**DATA FOR PROCESSING:**
┌──

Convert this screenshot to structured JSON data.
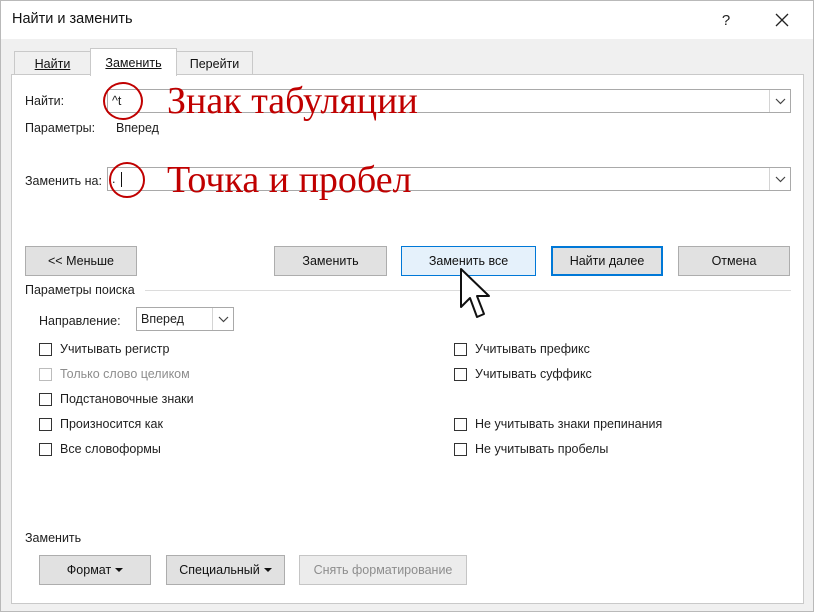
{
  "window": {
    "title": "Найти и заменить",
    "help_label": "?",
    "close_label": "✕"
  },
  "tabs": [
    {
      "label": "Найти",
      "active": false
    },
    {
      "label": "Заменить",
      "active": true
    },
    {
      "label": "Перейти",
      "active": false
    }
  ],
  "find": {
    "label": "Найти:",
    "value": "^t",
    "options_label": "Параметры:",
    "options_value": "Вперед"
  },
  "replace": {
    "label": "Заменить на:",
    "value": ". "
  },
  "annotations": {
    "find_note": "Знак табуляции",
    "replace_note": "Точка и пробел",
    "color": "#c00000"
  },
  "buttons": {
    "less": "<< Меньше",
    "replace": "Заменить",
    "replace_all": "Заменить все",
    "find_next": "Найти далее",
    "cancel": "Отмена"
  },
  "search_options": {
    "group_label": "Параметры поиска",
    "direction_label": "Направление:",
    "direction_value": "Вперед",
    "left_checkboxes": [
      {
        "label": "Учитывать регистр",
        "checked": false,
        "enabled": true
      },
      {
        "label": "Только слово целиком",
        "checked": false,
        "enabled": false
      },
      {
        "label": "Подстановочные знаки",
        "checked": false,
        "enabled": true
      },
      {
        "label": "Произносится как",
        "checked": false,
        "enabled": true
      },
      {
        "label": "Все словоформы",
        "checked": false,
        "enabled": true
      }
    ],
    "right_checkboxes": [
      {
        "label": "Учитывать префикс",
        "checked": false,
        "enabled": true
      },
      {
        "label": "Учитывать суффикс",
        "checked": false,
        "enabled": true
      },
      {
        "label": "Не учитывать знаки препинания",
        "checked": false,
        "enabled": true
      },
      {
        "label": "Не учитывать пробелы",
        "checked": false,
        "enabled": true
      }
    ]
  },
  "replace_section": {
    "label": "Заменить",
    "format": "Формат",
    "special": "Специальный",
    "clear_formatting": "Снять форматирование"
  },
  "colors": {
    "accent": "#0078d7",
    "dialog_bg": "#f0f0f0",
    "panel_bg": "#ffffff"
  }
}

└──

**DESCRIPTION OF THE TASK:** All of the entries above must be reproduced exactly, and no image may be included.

**OUTPUT OF THE TASK:**
Convert this screenshot to structured JSON data.
{
  "window": {
    "title": "Найти и заменить",
    "help_label": "?",
    "close_label": "✕"
  },
  "tabs": [
    {
      "label": "Найти",
      "active": false
    },
    {
      "label": "Заменить",
      "active": true
    },
    {
      "label": "Перейти",
      "active": false
    }
  ],
  "find": {
    "label": "Найти:",
    "value": "^t",
    "options_label": "Параметры:",
    "options_value": "Вперед"
  },
  "replace": {
    "label": "Заменить на:",
    "value": ". "
  },
  "annotations": {
    "find_note": "Знак табуляции",
    "replace_note": "Точка и пробел",
    "color": "#c00000"
  },
  "buttons": {
    "less": "<< Меньше",
    "replace": "Заменить",
    "replace_all": "Заменить все",
    "find_next": "Найти далее",
    "cancel": "Отмена"
  },
  "search_options": {
    "group_label": "Параметры поиска",
    "direction_label": "Направление:",
    "direction_value": "Вперед",
    "left_checkboxes": [
      {
        "label": "Учитывать регистр",
        "checked": false,
        "enabled": true
      },
      {
        "label": "Только слово целиком",
        "checked": false,
        "enabled": false
      },
      {
        "label": "Подстановочные знаки",
        "checked": false,
        "enabled": true
      },
      {
        "label": "Произносится как",
        "checked": false,
        "enabled": true
      },
      {
        "label": "Все словоформы",
        "checked": false,
        "enabled": true
      }
    ],
    "right_checkboxes": [
      {
        "label": "Учитывать префикс",
        "checked": false,
        "enabled": true
      },
      {
        "label": "Учитывать суффикс",
        "checked": false,
        "enabled": true
      },
      {
        "label": "Не учитывать знаки препинания",
        "checked": false,
        "enabled": true
      },
      {
        "label": "Не учитывать пробелы",
        "checked": false,
        "enabled": true
      }
    ]
  },
  "replace_section": {
    "label": "Заменить",
    "format": "Формат",
    "special": "Специальный",
    "clear_formatting": "Снять форматирование"
  },
  "colors": {
    "accent": "#0078d7",
    "dialog_bg": "#f0f0f0",
    "panel_bg": "#ffffff"
  }
}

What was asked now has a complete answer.